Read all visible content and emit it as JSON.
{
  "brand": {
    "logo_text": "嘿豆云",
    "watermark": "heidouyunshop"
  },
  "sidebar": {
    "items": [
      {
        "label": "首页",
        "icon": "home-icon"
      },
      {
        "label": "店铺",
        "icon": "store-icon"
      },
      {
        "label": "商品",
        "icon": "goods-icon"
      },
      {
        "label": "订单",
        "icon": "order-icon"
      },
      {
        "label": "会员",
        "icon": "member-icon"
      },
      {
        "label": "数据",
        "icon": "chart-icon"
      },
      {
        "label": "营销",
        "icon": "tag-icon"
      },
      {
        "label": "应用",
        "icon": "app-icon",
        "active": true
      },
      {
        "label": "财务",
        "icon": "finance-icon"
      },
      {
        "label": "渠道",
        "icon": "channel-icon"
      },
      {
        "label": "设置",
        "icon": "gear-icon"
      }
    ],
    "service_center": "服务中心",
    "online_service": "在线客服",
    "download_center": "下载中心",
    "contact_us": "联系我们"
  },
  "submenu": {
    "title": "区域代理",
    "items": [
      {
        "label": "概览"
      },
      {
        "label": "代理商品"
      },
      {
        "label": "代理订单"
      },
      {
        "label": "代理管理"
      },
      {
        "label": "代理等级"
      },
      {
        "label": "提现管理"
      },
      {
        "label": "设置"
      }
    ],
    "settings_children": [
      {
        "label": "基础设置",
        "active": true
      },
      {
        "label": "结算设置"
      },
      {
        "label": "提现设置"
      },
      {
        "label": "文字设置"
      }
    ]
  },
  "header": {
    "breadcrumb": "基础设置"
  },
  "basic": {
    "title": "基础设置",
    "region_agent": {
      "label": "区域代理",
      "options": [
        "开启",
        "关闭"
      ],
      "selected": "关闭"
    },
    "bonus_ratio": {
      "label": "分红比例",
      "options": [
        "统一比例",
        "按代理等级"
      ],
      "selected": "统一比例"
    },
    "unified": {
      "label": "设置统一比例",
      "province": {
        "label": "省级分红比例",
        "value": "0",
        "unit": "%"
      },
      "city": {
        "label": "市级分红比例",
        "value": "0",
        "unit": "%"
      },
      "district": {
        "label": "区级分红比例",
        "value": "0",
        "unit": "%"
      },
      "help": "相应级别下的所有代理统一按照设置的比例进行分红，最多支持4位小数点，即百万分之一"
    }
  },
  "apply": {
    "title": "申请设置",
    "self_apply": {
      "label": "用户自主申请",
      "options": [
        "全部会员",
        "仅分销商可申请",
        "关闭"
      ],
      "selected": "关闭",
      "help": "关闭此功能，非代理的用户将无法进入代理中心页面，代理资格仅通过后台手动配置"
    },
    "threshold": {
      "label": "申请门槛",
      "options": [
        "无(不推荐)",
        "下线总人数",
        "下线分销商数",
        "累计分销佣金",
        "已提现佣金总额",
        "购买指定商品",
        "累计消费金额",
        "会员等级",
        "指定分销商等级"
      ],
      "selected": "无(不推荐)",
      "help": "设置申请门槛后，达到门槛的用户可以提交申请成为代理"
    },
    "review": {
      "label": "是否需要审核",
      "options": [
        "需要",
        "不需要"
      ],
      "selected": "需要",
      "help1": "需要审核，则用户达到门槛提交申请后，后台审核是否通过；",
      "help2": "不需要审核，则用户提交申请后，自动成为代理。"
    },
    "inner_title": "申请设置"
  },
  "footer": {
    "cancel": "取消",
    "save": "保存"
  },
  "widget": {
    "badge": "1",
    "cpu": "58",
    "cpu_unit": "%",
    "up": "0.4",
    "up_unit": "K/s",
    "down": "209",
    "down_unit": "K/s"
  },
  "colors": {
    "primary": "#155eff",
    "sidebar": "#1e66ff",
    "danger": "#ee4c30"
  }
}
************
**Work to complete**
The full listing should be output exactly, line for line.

**Exercise result**
Read all visible content and emit it as JSON.
{
  "brand": {
    "logo_text": "嘿豆云",
    "watermark": "heidouyunshop"
  },
  "sidebar": {
    "items": [
      {
        "label": "首页",
        "icon": "home-icon"
      },
      {
        "label": "店铺",
        "icon": "store-icon"
      },
      {
        "label": "商品",
        "icon": "goods-icon"
      },
      {
        "label": "订单",
        "icon": "order-icon"
      },
      {
        "label": "会员",
        "icon": "member-icon"
      },
      {
        "label": "数据",
        "icon": "chart-icon"
      },
      {
        "label": "营销",
        "icon": "tag-icon"
      },
      {
        "label": "应用",
        "icon": "app-icon",
        "active": true
      },
      {
        "label": "财务",
        "icon": "finance-icon"
      },
      {
        "label": "渠道",
        "icon": "channel-icon"
      },
      {
        "label": "设置",
        "icon": "gear-icon"
      }
    ],
    "service_center": "服务中心",
    "online_service": "在线客服",
    "download_center": "下载中心",
    "contact_us": "联系我们"
  },
  "submenu": {
    "title": "区域代理",
    "items": [
      {
        "label": "概览"
      },
      {
        "label": "代理商品"
      },
      {
        "label": "代理订单"
      },
      {
        "label": "代理管理"
      },
      {
        "label": "代理等级"
      },
      {
        "label": "提现管理"
      },
      {
        "label": "设置"
      }
    ],
    "settings_children": [
      {
        "label": "基础设置",
        "active": true
      },
      {
        "label": "结算设置"
      },
      {
        "label": "提现设置"
      },
      {
        "label": "文字设置"
      }
    ]
  },
  "header": {
    "breadcrumb": "基础设置"
  },
  "basic": {
    "title": "基础设置",
    "region_agent": {
      "label": "区域代理",
      "options": [
        "开启",
        "关闭"
      ],
      "selected": "关闭"
    },
    "bonus_ratio": {
      "label": "分红比例",
      "options": [
        "统一比例",
        "按代理等级"
      ],
      "selected": "统一比例"
    },
    "unified": {
      "label": "设置统一比例",
      "province": {
        "label": "省级分红比例",
        "value": "0",
        "unit": "%"
      },
      "city": {
        "label": "市级分红比例",
        "value": "0",
        "unit": "%"
      },
      "district": {
        "label": "区级分红比例",
        "value": "0",
        "unit": "%"
      },
      "help": "相应级别下的所有代理统一按照设置的比例进行分红，最多支持4位小数点，即百万分之一"
    }
  },
  "apply": {
    "title": "申请设置",
    "self_apply": {
      "label": "用户自主申请",
      "options": [
        "全部会员",
        "仅分销商可申请",
        "关闭"
      ],
      "selected": "关闭",
      "help": "关闭此功能，非代理的用户将无法进入代理中心页面，代理资格仅通过后台手动配置"
    },
    "threshold": {
      "label": "申请门槛",
      "options": [
        "无(不推荐)",
        "下线总人数",
        "下线分销商数",
        "累计分销佣金",
        "已提现佣金总额",
        "购买指定商品",
        "累计消费金额",
        "会员等级",
        "指定分销商等级"
      ],
      "selected": "无(不推荐)",
      "help": "设置申请门槛后，达到门槛的用户可以提交申请成为代理"
    },
    "review": {
      "label": "是否需要审核",
      "options": [
        "需要",
        "不需要"
      ],
      "selected": "需要",
      "help1": "需要审核，则用户达到门槛提交申请后，后台审核是否通过；",
      "help2": "不需要审核，则用户提交申请后，自动成为代理。"
    },
    "inner_title": "申请设置"
  },
  "footer": {
    "cancel": "取消",
    "save": "保存"
  },
  "widget": {
    "badge": "1",
    "cpu": "58",
    "cpu_unit": "%",
    "up": "0.4",
    "up_unit": "K/s",
    "down": "209",
    "down_unit": "K/s"
  },
  "colors": {
    "primary": "#155eff",
    "sidebar": "#1e66ff",
    "danger": "#ee4c30"
  }
}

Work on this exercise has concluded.